● INPUT DATA
┌────────
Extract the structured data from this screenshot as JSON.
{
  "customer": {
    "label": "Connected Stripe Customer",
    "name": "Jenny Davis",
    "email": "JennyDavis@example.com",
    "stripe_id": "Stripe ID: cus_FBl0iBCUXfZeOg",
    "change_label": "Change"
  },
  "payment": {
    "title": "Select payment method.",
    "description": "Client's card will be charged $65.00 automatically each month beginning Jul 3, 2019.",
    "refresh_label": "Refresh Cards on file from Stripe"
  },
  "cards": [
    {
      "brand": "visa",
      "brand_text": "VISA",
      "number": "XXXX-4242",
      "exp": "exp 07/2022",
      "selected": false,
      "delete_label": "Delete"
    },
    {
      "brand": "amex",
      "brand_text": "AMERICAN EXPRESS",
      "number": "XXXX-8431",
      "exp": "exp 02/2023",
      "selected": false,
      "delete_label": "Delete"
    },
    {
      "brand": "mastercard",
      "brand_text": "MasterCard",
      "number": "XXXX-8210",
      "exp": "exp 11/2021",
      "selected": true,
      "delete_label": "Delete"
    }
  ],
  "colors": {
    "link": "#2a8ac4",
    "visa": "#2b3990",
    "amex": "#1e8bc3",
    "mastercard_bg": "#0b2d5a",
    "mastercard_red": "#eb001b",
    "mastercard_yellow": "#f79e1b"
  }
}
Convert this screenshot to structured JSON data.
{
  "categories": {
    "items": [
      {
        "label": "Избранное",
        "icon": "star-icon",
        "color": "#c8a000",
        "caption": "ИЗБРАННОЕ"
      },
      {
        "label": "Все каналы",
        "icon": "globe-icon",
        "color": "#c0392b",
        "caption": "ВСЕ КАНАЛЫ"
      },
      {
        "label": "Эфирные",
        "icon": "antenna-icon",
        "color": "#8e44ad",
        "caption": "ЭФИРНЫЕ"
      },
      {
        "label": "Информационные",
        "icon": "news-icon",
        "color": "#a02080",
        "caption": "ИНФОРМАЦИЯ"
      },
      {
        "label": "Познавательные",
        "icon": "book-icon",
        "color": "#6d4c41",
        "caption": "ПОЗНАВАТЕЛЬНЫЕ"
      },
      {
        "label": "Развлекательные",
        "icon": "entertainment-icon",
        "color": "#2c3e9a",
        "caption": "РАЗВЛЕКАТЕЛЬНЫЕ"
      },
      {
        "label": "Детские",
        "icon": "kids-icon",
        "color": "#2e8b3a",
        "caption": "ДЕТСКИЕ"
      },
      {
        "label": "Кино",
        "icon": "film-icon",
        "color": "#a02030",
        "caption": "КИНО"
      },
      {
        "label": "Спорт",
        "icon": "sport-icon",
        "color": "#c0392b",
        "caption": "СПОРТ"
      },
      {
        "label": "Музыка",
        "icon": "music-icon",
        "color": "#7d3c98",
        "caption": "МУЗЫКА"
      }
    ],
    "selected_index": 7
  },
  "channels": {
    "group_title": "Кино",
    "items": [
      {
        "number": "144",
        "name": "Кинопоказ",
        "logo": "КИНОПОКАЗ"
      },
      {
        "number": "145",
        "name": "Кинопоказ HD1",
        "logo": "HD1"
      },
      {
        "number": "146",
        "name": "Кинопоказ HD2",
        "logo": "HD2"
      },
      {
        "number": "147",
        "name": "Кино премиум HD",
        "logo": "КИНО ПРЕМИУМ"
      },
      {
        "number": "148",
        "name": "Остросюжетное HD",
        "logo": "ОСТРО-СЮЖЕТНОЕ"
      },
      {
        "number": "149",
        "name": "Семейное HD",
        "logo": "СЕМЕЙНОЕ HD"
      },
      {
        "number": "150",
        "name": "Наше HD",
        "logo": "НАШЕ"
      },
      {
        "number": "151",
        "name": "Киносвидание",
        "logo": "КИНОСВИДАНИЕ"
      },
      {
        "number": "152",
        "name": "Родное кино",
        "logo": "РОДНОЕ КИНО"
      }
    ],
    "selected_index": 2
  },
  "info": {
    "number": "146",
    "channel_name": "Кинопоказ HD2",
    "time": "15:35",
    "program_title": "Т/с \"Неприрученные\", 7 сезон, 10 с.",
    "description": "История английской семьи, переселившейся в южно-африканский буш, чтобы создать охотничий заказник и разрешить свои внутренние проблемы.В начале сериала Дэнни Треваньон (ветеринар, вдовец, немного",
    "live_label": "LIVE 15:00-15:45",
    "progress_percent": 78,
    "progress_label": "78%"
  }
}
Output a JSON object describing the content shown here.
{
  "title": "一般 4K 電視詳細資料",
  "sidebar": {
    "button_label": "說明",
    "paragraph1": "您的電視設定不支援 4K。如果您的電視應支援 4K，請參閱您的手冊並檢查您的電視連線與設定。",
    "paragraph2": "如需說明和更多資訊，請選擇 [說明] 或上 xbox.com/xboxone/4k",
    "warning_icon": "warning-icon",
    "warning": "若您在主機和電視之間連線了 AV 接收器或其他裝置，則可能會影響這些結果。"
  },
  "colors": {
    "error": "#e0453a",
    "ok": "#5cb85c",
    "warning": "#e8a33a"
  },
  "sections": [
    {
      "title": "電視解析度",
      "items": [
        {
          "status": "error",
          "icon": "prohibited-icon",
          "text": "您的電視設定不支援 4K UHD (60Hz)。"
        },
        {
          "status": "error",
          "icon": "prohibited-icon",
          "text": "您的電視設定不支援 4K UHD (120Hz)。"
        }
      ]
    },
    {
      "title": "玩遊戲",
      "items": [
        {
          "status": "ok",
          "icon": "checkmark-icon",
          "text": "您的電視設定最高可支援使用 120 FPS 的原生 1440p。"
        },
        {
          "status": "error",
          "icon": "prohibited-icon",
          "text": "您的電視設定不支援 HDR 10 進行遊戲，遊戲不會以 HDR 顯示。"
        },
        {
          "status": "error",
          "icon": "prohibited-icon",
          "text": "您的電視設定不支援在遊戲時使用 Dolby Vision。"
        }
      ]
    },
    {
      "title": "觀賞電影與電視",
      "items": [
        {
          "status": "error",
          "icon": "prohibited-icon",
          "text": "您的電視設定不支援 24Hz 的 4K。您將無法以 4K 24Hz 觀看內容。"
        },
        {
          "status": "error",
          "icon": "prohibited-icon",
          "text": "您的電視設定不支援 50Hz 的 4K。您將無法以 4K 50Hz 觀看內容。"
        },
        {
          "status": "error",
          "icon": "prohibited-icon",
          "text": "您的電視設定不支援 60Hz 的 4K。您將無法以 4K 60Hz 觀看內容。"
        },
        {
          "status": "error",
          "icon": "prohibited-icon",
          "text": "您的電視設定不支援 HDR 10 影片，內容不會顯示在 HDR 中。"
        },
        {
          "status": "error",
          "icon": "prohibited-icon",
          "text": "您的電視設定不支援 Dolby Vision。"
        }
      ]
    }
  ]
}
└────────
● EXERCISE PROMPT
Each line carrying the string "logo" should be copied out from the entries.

● SOLUTION TO THE PROBLEM
        "logo": "КИНОПОКАЗ"
        "logo": "HD1"
        "logo": "HD2"
        "logo": "КИНО ПРЕМИУМ"
        "logo": "ОСТРО-СЮЖЕТНОЕ"
        "logo": "СЕМЕЙНОЕ HD"
        "logo": "НАШЕ"
        "logo": "КИНОСВИДАНИЕ"
        "logo": "РОДНОЕ КИНО"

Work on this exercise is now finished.